Activity:
Copy the records below exactly, omitting any pictures they contain.

Information:
=== Section Start ===

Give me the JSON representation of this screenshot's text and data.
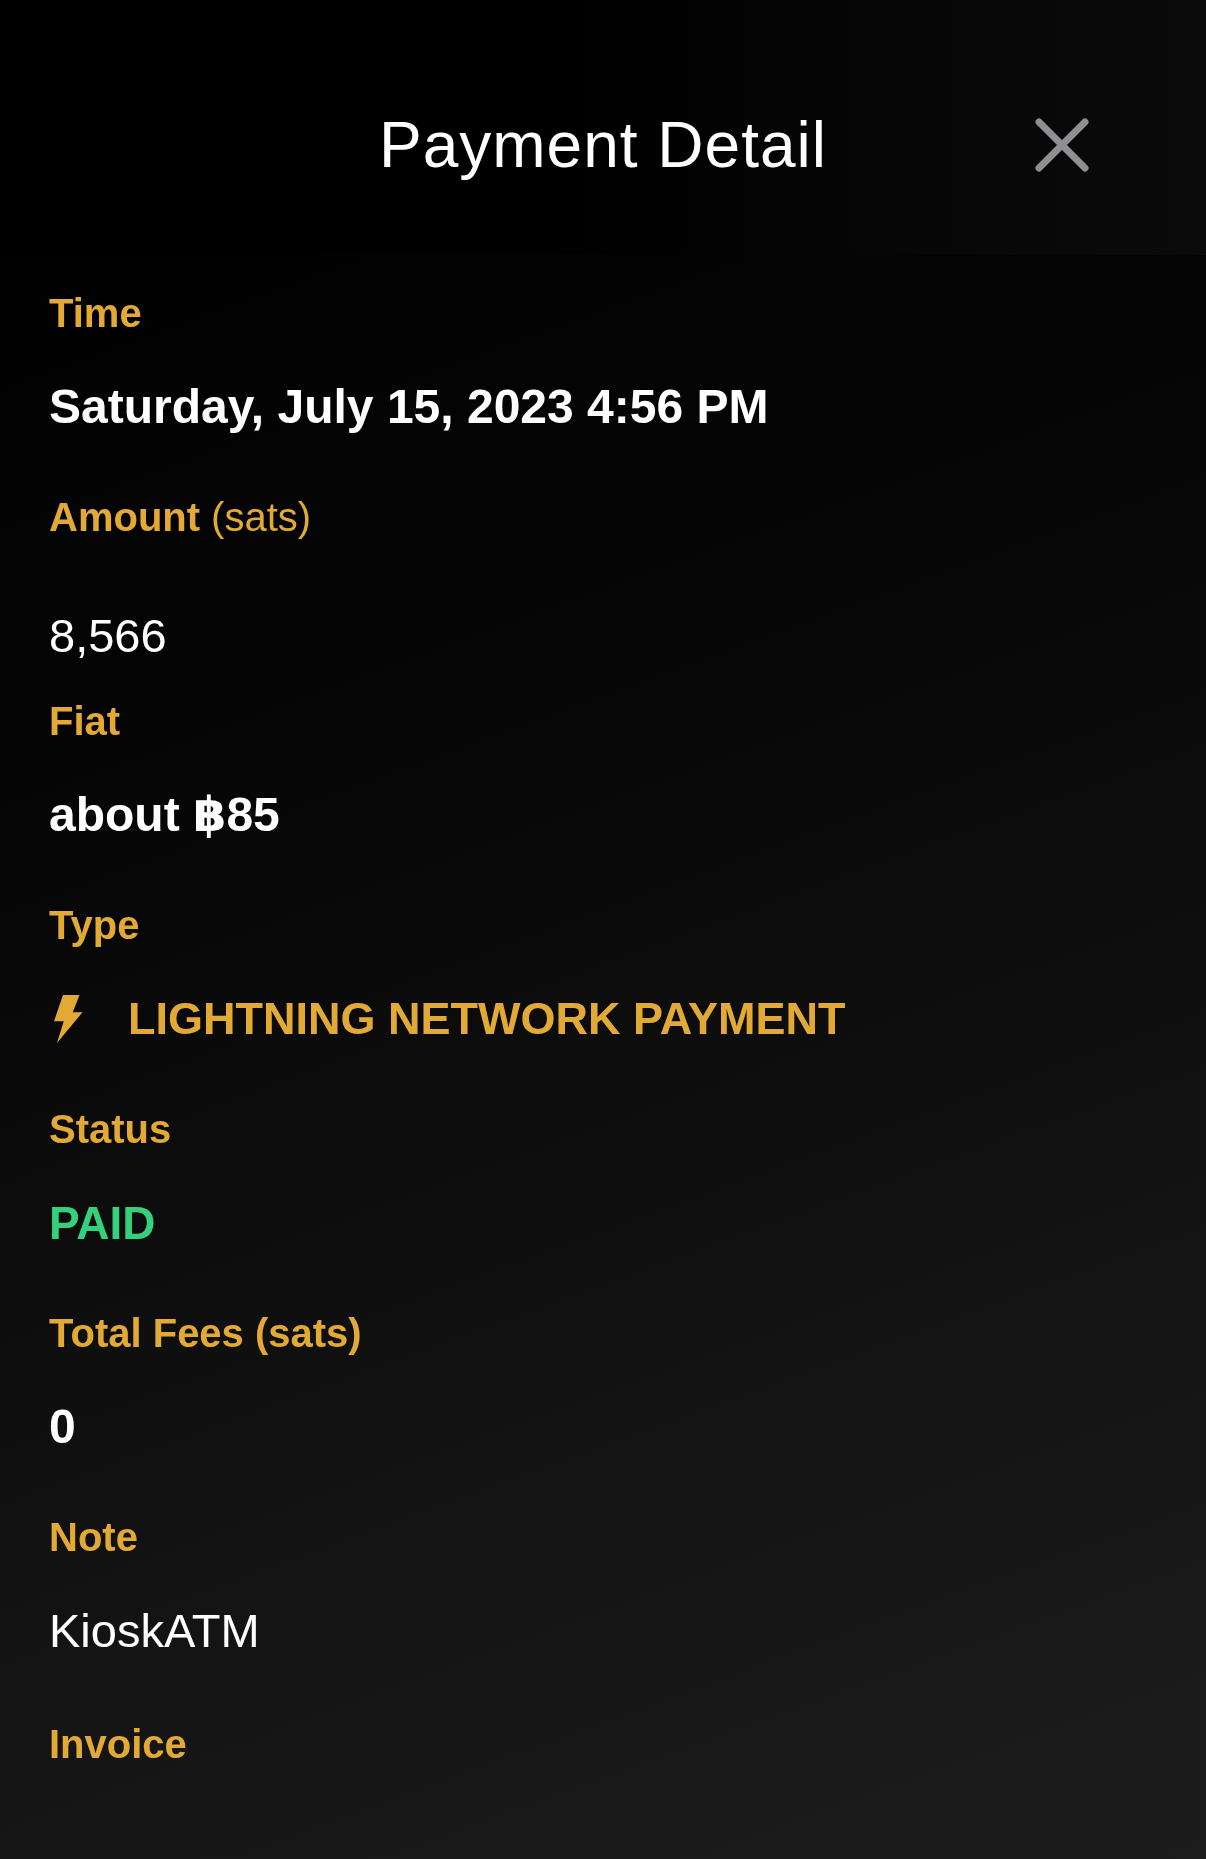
{
  "header": {
    "title": "Payment Detail"
  },
  "fields": [
    {
      "kind": "emphasis",
      "label": "Time",
      "value": "Saturday, July 15, 2023 4:56 PM"
    },
    {
      "kind": "amount",
      "label": "Amount",
      "unit": "(sats)",
      "value": "8,566"
    },
    {
      "kind": "emphasis",
      "label": "Fiat",
      "value": "about ฿85"
    },
    {
      "kind": "payment_type",
      "label": "Type",
      "value": "LIGHTNING NETWORK PAYMENT"
    },
    {
      "kind": "status",
      "label": "Status",
      "value": "PAID"
    },
    {
      "kind": "emphasis",
      "label": "Total Fees (sats)",
      "value": "0"
    },
    {
      "kind": "plain",
      "label": "Note",
      "value": "KioskATM"
    },
    {
      "kind": "invoice",
      "label": "Invoice"
    }
  ]
}
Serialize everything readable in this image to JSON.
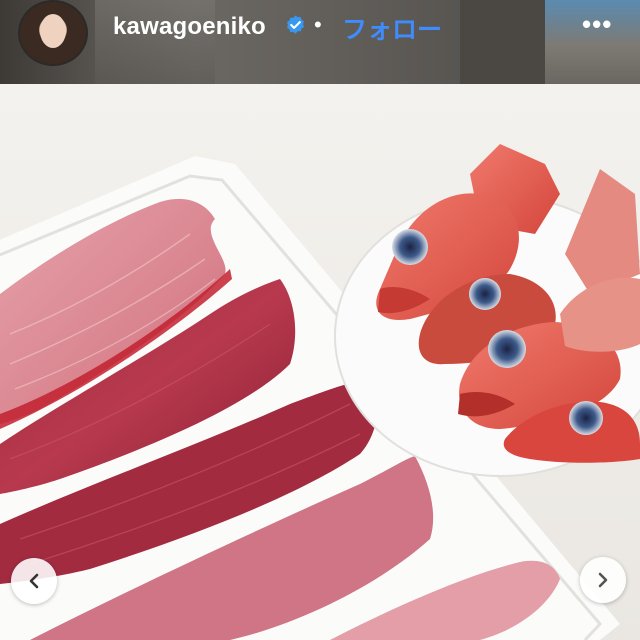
{
  "header": {
    "username": "kawagoeniko",
    "verified_icon": "verified-badge-icon",
    "separator": "•",
    "follow_label": "フォロー",
    "more_label": "•••",
    "follow_color": "#3f8cff",
    "verified_color": "#3897f0"
  },
  "post": {
    "prev_icon": "chevron-left-icon",
    "next_icon": "chevron-right-icon"
  }
}
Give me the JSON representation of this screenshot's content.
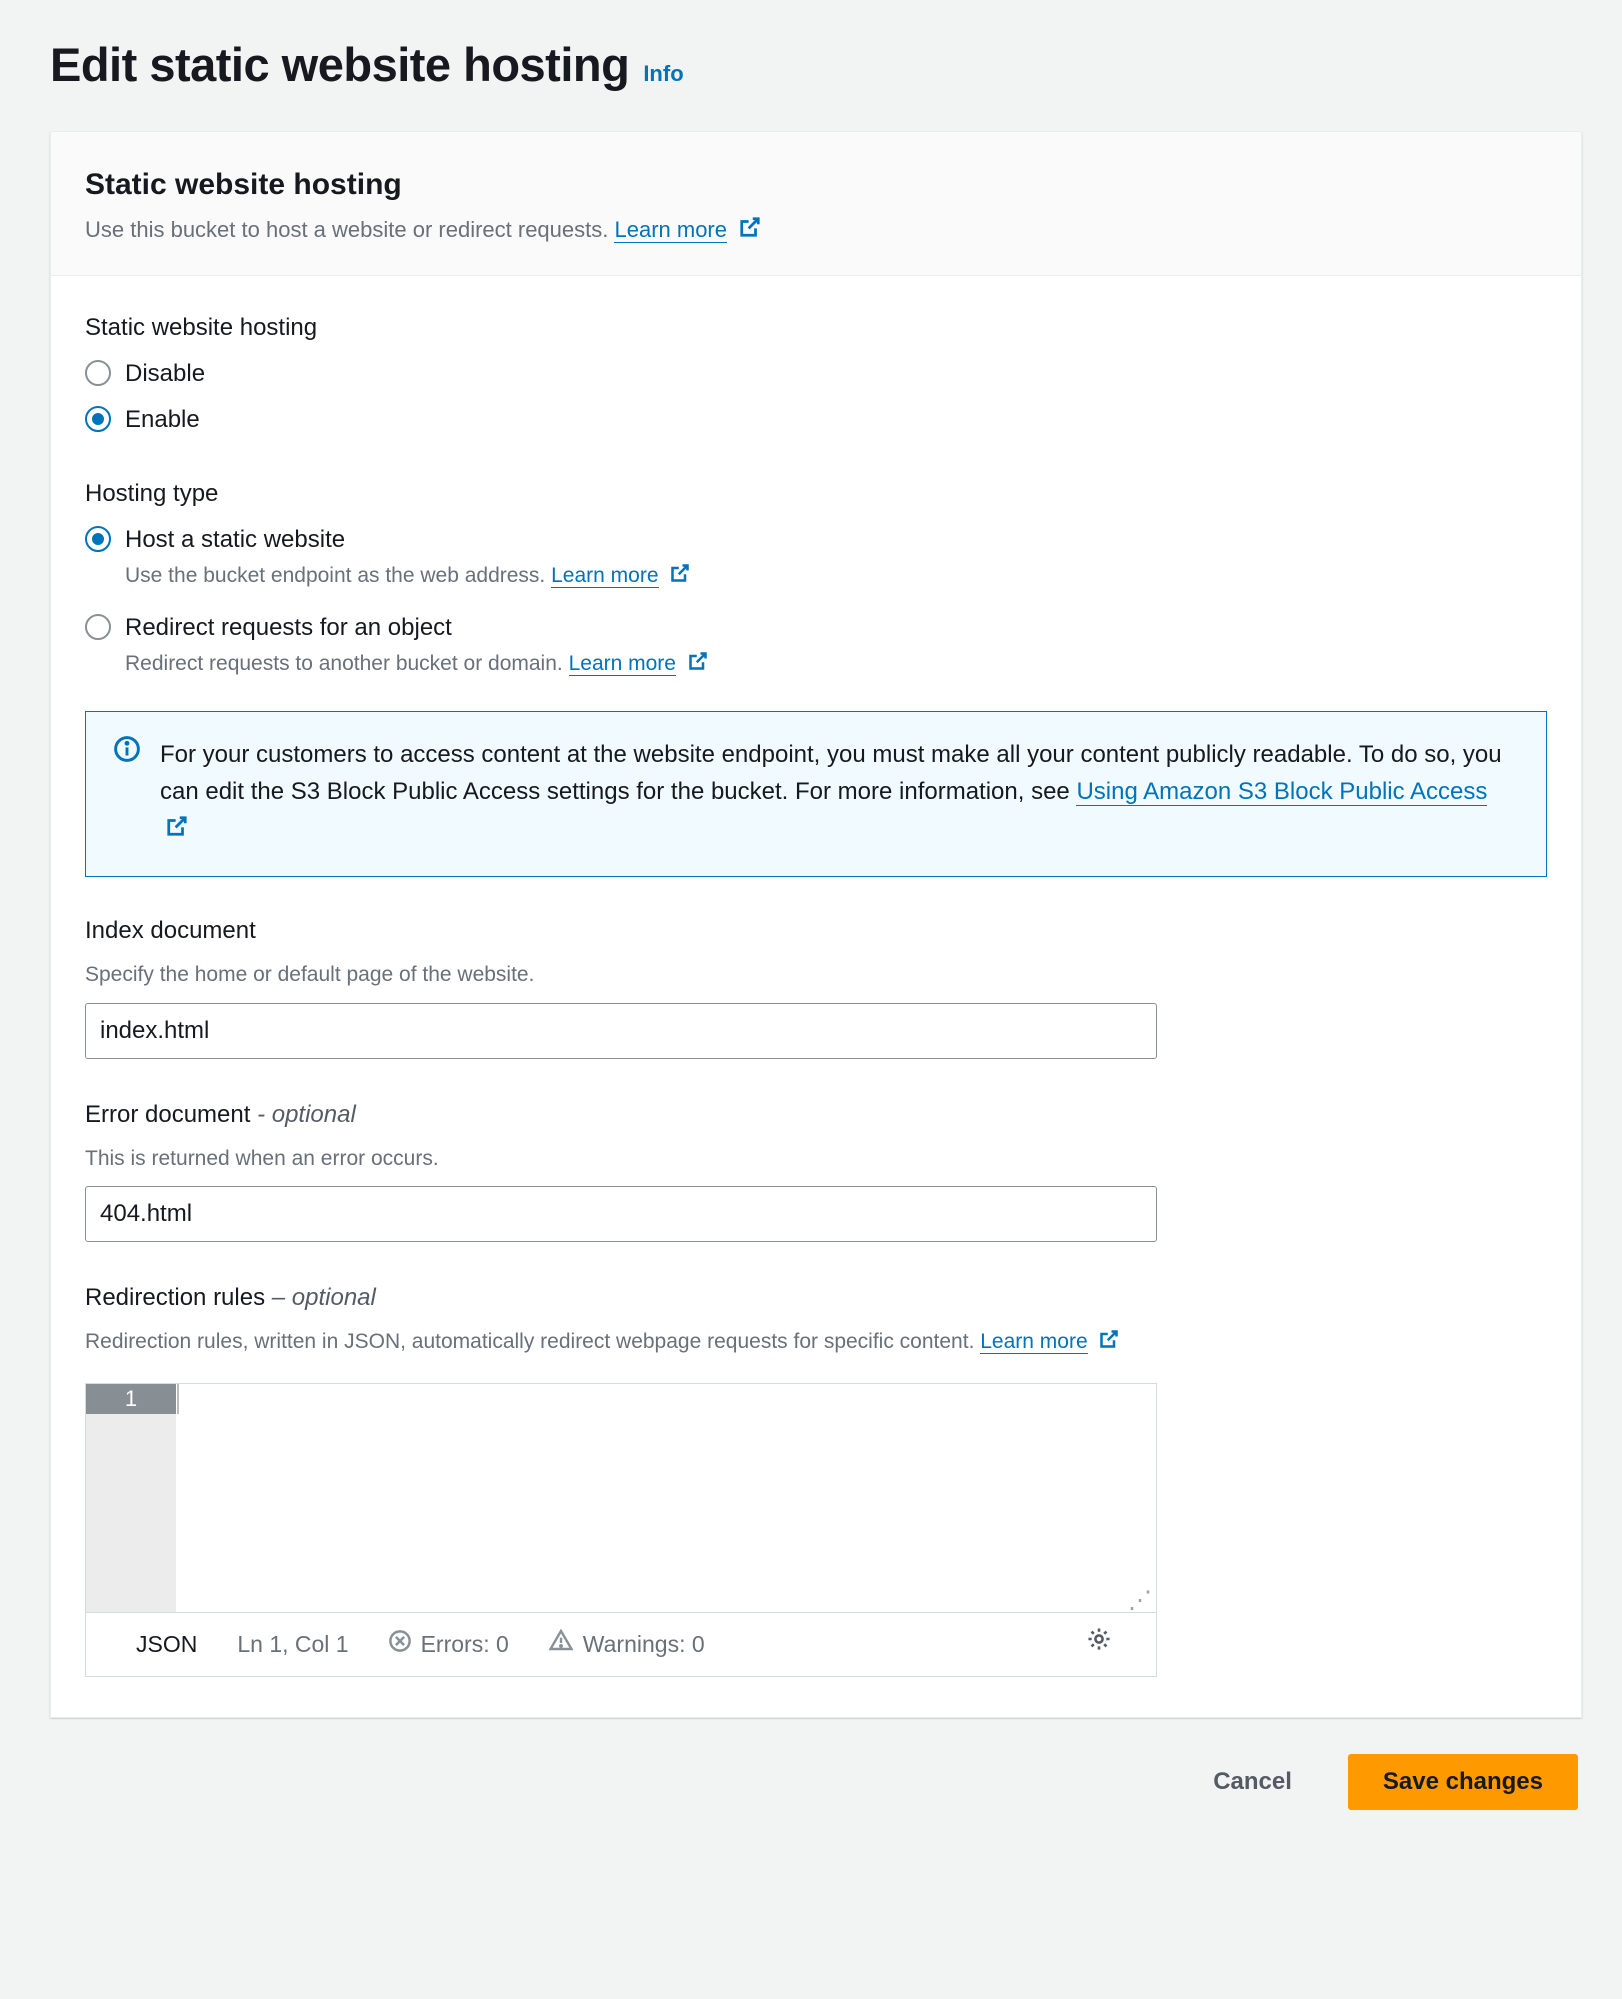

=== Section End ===

Response below:
Give me the JSON representation of this screenshot's text and data.
{
  "header": {
    "title": "Payment Detail"
  },
  "fields": [
    {
      "kind": "emphasis",
      "label": "Time",
      "value": "Saturday, July 15, 2023 4:56 PM"
    },
    {
      "kind": "amount",
      "label": "Amount",
      "unit": "(sats)",
      "value": "8,566"
    },
    {
      "kind": "emphasis",
      "label": "Fiat",
      "value": "about ฿85"
    },
    {
      "kind": "payment_type",
      "label": "Type",
      "value": "LIGHTNING NETWORK PAYMENT"
    },
    {
      "kind": "status",
      "label": "Status",
      "value": "PAID"
    },
    {
      "kind": "emphasis",
      "label": "Total Fees (sats)",
      "value": "0"
    },
    {
      "kind": "plain",
      "label": "Note",
      "value": "KioskATM"
    },
    {
      "kind": "invoice",
      "label": "Invoice"
    }
  ]
}
Serialize everything readable in this image to JSON.
{
  "header": {
    "username": "kawagoeniko",
    "verified_icon": "verified-badge-icon",
    "separator": "•",
    "follow_label": "フォロー",
    "more_label": "•••",
    "follow_color": "#3f8cff",
    "verified_color": "#3897f0"
  },
  "post": {
    "prev_icon": "chevron-left-icon",
    "next_icon": "chevron-right-icon"
  }
}
Give me the JSON representation of this screenshot's content.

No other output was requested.